3/16/23: Virtual Talks with Video Activists: “Notes and Images from the Viet Nam War”

A screening/discussion of "For Teachers and Students–Notes and Images from the Viet Nam War" with filmmaker Jill Godmilow, moderated by Ricky Herbst.

A full replay of the March 16 event.

Join us for a screening and discussion of Jill Godmilow’s 45-minute film For Teachers and Students–Notes and Images from the Viet Nam War.

Since her Oscar-nominated feature Antonia: A Portrait of the Woman was released in 1974, Godmilow has been at the forefront of non-fiction film and video in the United States, producing a relentlessly inventive, hugely varied range of works, each of which finds news ways of communicating, and interrogating, historical truths – entries in which Godmilow dubs a “postrealist” cinema. Created as a response to Ken Burns and Lynn Novick’s The Vietnam War, Notes and Images from the Viet Nam War provides an alternative to (and critique of) the PBS series’ ideological and historical assumptions, as well as its 17-hour runtime. Godmilow’s compact video, by contrast, is an enormously powerful burst of history and analysis, a clear-eyed account of an unjust war that always places humans and humanity front and center. The video is absorbing and urgent enough to compel any viewer, but it was explicitly designed to be used by high school teachers and students – 45 minutes, perfect for a a single class meeting.

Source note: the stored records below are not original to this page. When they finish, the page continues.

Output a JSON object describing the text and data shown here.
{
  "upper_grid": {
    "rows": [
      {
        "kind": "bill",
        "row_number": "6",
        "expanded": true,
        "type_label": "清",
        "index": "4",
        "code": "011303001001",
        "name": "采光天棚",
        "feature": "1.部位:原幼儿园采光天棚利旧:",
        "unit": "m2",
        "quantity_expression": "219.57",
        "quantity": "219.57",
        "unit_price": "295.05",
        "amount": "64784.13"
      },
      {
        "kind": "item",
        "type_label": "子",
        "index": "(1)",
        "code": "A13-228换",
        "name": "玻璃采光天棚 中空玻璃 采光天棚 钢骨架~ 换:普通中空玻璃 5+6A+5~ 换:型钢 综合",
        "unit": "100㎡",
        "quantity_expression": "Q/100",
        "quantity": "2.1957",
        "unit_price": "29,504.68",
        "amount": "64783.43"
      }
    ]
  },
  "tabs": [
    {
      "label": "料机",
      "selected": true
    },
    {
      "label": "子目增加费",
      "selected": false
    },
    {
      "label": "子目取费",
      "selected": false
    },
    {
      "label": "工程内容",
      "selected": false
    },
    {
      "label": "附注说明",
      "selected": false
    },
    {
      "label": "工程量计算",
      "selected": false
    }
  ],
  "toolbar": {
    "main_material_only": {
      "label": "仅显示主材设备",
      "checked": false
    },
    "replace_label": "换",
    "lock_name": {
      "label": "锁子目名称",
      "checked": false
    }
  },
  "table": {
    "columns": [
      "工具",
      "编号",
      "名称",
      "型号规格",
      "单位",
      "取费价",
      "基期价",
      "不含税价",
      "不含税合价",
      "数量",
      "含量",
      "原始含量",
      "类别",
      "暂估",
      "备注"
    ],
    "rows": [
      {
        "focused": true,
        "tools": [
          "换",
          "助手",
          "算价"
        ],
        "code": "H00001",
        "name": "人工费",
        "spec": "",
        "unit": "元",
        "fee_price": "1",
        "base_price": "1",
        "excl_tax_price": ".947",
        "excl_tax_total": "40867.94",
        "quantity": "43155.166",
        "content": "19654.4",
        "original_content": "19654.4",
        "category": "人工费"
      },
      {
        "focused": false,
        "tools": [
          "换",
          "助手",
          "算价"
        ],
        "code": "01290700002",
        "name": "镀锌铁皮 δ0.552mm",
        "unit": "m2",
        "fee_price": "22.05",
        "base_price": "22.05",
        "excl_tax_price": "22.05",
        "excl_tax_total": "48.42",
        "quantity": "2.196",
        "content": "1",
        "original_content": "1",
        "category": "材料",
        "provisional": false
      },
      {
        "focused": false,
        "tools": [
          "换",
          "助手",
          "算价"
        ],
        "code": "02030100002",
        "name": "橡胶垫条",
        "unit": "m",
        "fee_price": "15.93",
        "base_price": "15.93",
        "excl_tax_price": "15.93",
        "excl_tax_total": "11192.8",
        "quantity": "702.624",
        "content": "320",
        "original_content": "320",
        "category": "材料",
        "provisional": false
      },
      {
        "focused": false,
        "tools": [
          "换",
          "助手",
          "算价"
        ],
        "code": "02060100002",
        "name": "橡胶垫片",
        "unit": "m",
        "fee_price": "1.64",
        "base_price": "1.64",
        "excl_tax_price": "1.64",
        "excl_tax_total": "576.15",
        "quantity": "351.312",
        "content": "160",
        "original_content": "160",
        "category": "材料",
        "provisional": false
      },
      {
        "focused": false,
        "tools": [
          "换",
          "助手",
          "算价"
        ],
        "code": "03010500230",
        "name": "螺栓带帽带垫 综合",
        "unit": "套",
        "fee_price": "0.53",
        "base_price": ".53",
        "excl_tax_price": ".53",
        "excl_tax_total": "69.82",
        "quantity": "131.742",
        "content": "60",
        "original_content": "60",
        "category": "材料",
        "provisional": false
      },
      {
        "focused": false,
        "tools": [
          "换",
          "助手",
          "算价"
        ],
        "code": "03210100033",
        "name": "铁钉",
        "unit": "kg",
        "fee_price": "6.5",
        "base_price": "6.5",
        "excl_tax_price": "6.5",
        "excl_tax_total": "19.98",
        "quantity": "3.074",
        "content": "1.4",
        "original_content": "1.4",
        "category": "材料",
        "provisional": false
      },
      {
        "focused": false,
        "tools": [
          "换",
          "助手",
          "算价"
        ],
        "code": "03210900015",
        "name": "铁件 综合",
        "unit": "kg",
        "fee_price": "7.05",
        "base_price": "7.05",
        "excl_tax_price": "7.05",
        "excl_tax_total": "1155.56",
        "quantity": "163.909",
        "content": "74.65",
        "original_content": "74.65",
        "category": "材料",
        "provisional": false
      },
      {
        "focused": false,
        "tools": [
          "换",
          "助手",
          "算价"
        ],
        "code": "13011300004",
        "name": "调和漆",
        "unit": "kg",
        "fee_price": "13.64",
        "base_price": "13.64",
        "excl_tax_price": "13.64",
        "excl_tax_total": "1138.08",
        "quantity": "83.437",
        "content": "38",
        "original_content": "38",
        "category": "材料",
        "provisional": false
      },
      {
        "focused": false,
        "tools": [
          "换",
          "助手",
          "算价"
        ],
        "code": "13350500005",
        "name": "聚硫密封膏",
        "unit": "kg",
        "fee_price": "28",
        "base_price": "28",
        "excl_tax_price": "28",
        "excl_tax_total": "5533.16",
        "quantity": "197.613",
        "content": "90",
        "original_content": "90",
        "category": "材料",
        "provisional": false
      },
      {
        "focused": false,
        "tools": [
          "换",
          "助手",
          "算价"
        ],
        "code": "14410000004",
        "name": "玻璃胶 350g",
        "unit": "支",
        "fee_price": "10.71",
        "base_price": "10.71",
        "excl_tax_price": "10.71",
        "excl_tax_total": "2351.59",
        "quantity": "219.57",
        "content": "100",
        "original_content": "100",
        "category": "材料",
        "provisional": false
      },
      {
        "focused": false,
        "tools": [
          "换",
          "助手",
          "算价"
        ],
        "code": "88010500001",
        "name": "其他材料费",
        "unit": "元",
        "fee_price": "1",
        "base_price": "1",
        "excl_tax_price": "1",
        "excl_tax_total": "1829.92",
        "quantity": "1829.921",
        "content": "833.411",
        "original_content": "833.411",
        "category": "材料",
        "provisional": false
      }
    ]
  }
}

Godmilow’s focus is not on political pronouncements or military strategy but on the human cost of the war to both sides. Everyone had a plan, everyone had a goal, everyone rationalized their actions, but in the thick of all this, the horrendous cost of a pointless war relentlessly accumulated. Godmilow makes this painfully obvious with her superbly orchestrated montage of visual evidence and verbal judgment.”

Bill Nichols, Cineaste Magazine


About Jill Godmilow

Jill Godmilow is professor emerita in the Department of Film, Television, and Theatre at the University of Notre Dame. Her acclaimed films include the Academy Award–nominated Antonia: A Portrait of the Woman (1974); Waiting for the Moon (1987), which won best feature film at the Sundance Film Festival; and What Farocki Taught, which was featured at the 2000 Whitney Biennial. In 2015, she was knighted by President Komorowski of Poland and awarded the Knight’s Cross of the Order of Merit of the Republic of Poland for her film Far From Poland. She is the author of Kill the Documentary: A Letter to Filmmakers, Students, and Scholars (Columbia University Press).

About Ricky Herbst

Ricky Herbst is the Cinema Program Manager of the University of Notre Dame’s Browning Cinema, where he curates its year-round screenings, exhibitions, and film festivals. He has a background in film and non-profit arts, but also in law and criminology, holding an M. Phil in Criminological Research from the University of Cambridge and a J.D. from Yale Law in addition to a B.A. in Psychology and in Film, Television, and Theatre from Notre Dame.

Note: Live captioning will be available. Please email [email protected] with additional accessibility requests.

This event is free to attend. Media Burn is a 501(c)3 nonprofit, and we depend on donations to continue our work. Please consider making a donation along with your ticket signup, or at https://mediaburn.org/donate, or by texting MEDIABURN to 44321.

Free registration here!



You can be the first one to leave a comment.

Leave a Comment


Copyright © 2024 Media Burn Archive.
Media Burn Archive | 935 W Chestnut St Suite 405 Chicago IL 60642
(312) 964-5020 | [email protected]